Q Given the fact that Medicare's fiscal problems are far more immediate and far more serious than Social Security's, why is Social Security getting all the attention now?
MR. McCLELLAN: Here's why, and I think, actually -- I think I actually talked about this last week. The President, I know, talked about it in one of his recent interviews, as well. I believe it may have been with The Washington Post and the distinguished gentleman up here in the second row. But we just passed some historic improvements to Medicare for the first time since it was really created back in the '60s. And it's important that we focus on implementing those reforms to expand choice for our seniors and make sure that they prescription drug coverage under Medicare.
There are some cost control measures that were passed as part of that, and they were a step. There's more to do when it comes to modernizing and strengthening Medicare. But we have already acted to pass some important improvements to the program. And as we work to increase competition and expand choice, that will address some of the cost issues. So we need to focus on implementing those reforms and getting them in place for when they're fully -- when that plan goes into full operation in 2006. But I think we recognize there's more to do. On Social Security, we haven't taken any steps to address it at this point. And that's why -- and for the reasons I stated a little while ago is why we need to act on that.
Q -- recognize the prescription drug program was --
MR. McCLELLAN: Well, and there are also some cost controls that were passed as part of the legislation and that expanding competition will help address some of the cost issues. And as we implement that over time, it will address some of those issues, as well. But that was an important step. And right now, we need to focus on implementing those reforms.
Q It appears Iran continues to keep playing cat and mouse games with the IAEA, denying certain nuclear programs are underway, but denying access to certain facilities. In 2005, will the President have a plan in place where these negotiations will have to reach some kind of critical mass, excuse the pun, before some kind of stronger measures are taken to make sure Iran does not develop a full nuclear capability?

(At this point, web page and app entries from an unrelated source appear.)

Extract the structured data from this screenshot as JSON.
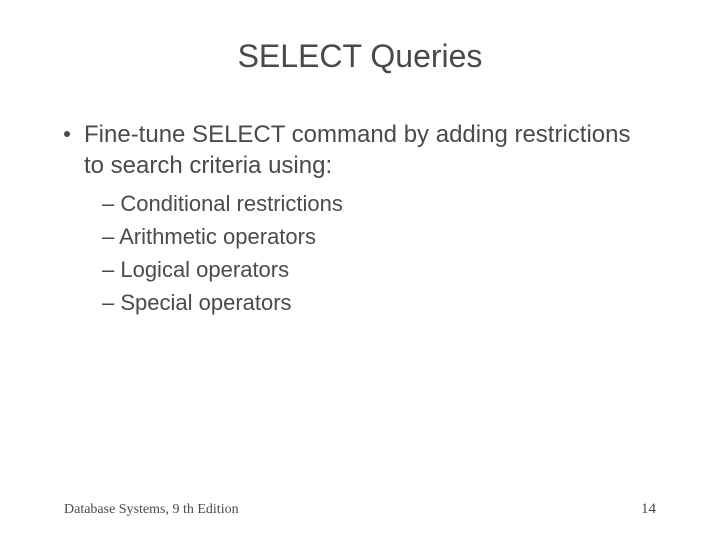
{
  "title": "SELECT Queries",
  "main_bullet": "Fine-tune SELECT command by adding restrictions to search criteria using:",
  "sub_items": {
    "0": "– Conditional restrictions",
    "1": "– Arithmetic operators",
    "2": "– Logical operators",
    "3": "– Special operators"
  },
  "footer": {
    "left": "Database Systems, 9 th Edition",
    "right": "14"
  }
}
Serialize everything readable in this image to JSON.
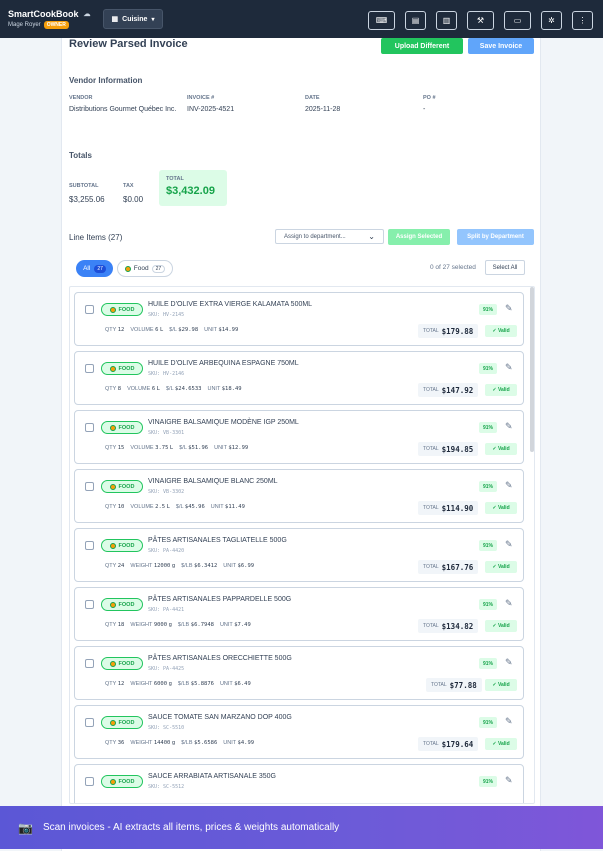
{
  "app": {
    "name": "SmartCookBook",
    "user": "Mage Royer",
    "role": "OWNER",
    "department": "Cuisine"
  },
  "page": {
    "title": "Review Parsed Invoice",
    "upload_label": "Upload Different",
    "save_label": "Save Invoice"
  },
  "vendor": {
    "section_label": "Vendor Information",
    "fields": [
      {
        "label": "VENDOR",
        "value": "Distributions Gourmet Québec Inc."
      },
      {
        "label": "INVOICE #",
        "value": "INV-2025-4521"
      },
      {
        "label": "DATE",
        "value": "2025-11-28"
      },
      {
        "label": "PO #",
        "value": "-"
      }
    ]
  },
  "totals": {
    "section_label": "Totals",
    "subtotal_label": "SUBTOTAL",
    "subtotal": "$3,255.06",
    "tax_label": "TAX",
    "tax": "$0.00",
    "total_label": "TOTAL",
    "total": "$3,432.09"
  },
  "line_items": {
    "heading": "Line Items (27)",
    "assign_placeholder": "Assign to department...",
    "assign_selected_label": "Assign Selected",
    "split_label": "Split by Department",
    "filter_all_label": "All",
    "filter_all_count": "27",
    "filter_food_label": "Food",
    "filter_food_count": "27",
    "selected_text": "0 of 27 selected",
    "select_all_label": "Select All",
    "items": [
      {
        "badge": "FOOD",
        "name": "HUILE D'OLIVE EXTRA VIERGE KALAMATA 500ML",
        "sku": "SKU: HV-2145",
        "qty_label": "QTY",
        "qty": "12",
        "measure_label": "VOLUME",
        "measure": "6",
        "unit": "L",
        "rate_label": "$/L",
        "rate": "$29.98",
        "unit_label": "UNIT",
        "unit_price": "$14.99",
        "total_label": "TOTAL",
        "total": "$179.88",
        "confidence": "91%",
        "status": "Valid"
      },
      {
        "badge": "FOOD",
        "name": "HUILE D'OLIVE ARBEQUINA ESPAGNE 750ML",
        "sku": "SKU: HV-2146",
        "qty_label": "QTY",
        "qty": "8",
        "measure_label": "VOLUME",
        "measure": "6",
        "unit": "L",
        "rate_label": "$/L",
        "rate": "$24.6533",
        "unit_label": "UNIT",
        "unit_price": "$18.49",
        "total_label": "TOTAL",
        "total": "$147.92",
        "confidence": "91%",
        "status": "Valid"
      },
      {
        "badge": "FOOD",
        "name": "VINAIGRE BALSAMIQUE MODÈNE IGP 250ML",
        "sku": "SKU: VB-3301",
        "qty_label": "QTY",
        "qty": "15",
        "measure_label": "VOLUME",
        "measure": "3.75",
        "unit": "L",
        "rate_label": "$/L",
        "rate": "$51.96",
        "unit_label": "UNIT",
        "unit_price": "$12.99",
        "total_label": "TOTAL",
        "total": "$194.85",
        "confidence": "91%",
        "status": "Valid"
      },
      {
        "badge": "FOOD",
        "name": "VINAIGRE BALSAMIQUE BLANC 250ML",
        "sku": "SKU: VB-3302",
        "qty_label": "QTY",
        "qty": "10",
        "measure_label": "VOLUME",
        "measure": "2.5",
        "unit": "L",
        "rate_label": "$/L",
        "rate": "$45.96",
        "unit_label": "UNIT",
        "unit_price": "$11.49",
        "total_label": "TOTAL",
        "total": "$114.90",
        "confidence": "91%",
        "status": "Valid"
      },
      {
        "badge": "FOOD",
        "name": "PÂTES ARTISANALES TAGLIATELLE 500G",
        "sku": "SKU: PA-4420",
        "qty_label": "QTY",
        "qty": "24",
        "measure_label": "WEIGHT",
        "measure": "12000",
        "unit": "g",
        "rate_label": "$/LB",
        "rate": "$6.3412",
        "unit_label": "UNIT",
        "unit_price": "$6.99",
        "total_label": "TOTAL",
        "total": "$167.76",
        "confidence": "91%",
        "status": "Valid"
      },
      {
        "badge": "FOOD",
        "name": "PÂTES ARTISANALES PAPPARDELLE 500G",
        "sku": "SKU: PA-4421",
        "qty_label": "QTY",
        "qty": "18",
        "measure_label": "WEIGHT",
        "measure": "9000",
        "unit": "g",
        "rate_label": "$/LB",
        "rate": "$6.7948",
        "unit_label": "UNIT",
        "unit_price": "$7.49",
        "total_label": "TOTAL",
        "total": "$134.82",
        "confidence": "91%",
        "status": "Valid"
      },
      {
        "badge": "FOOD",
        "name": "PÂTES ARTISANALES ORECCHIETTE 500G",
        "sku": "SKU: PA-4425",
        "qty_label": "QTY",
        "qty": "12",
        "measure_label": "WEIGHT",
        "measure": "6000",
        "unit": "g",
        "rate_label": "$/LB",
        "rate": "$5.8876",
        "unit_label": "UNIT",
        "unit_price": "$6.49",
        "total_label": "TOTAL",
        "total": "$77.88",
        "confidence": "91%",
        "status": "Valid"
      },
      {
        "badge": "FOOD",
        "name": "SAUCE TOMATE SAN MARZANO DOP 400G",
        "sku": "SKU: SC-5510",
        "qty_label": "QTY",
        "qty": "36",
        "measure_label": "WEIGHT",
        "measure": "14400",
        "unit": "g",
        "rate_label": "$/LB",
        "rate": "$5.6586",
        "unit_label": "UNIT",
        "unit_price": "$4.99",
        "total_label": "TOTAL",
        "total": "$179.64",
        "confidence": "91%",
        "status": "Valid"
      },
      {
        "badge": "FOOD",
        "name": "SAUCE ARRABIATA ARTISANALE 350G",
        "sku": "SKU: SC-5512",
        "confidence": "91%"
      }
    ]
  },
  "footer": {
    "text": "Scan invoices - AI extracts all items, prices & weights automatically"
  }
}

MR. McCLELLAN: Well, Iran has made some commitments, and they need to abide by those commitments. We expect Iran to fully comply with its international obligations and to fully comply with the International Atomic Energy Agency. That's where our expectations are. We continue to work with our European allies to find a diplomatic resolution to Iran's pursuit of nuclear weapons. And they made some very clear commitments, and we will see by their actions whether or not they are finally serious and willing to follow through on those commitments. But we have a number of concerns about Iran, including their pursuit of nuclear weapons and their interest in longer-range ballistic missiles, and we've expressed those concerns. And we'll continue working closely with the international community to address these issues.
Q Thank you.
MR. McCLELLAN: Thank you.
END 12:57 P.M. EST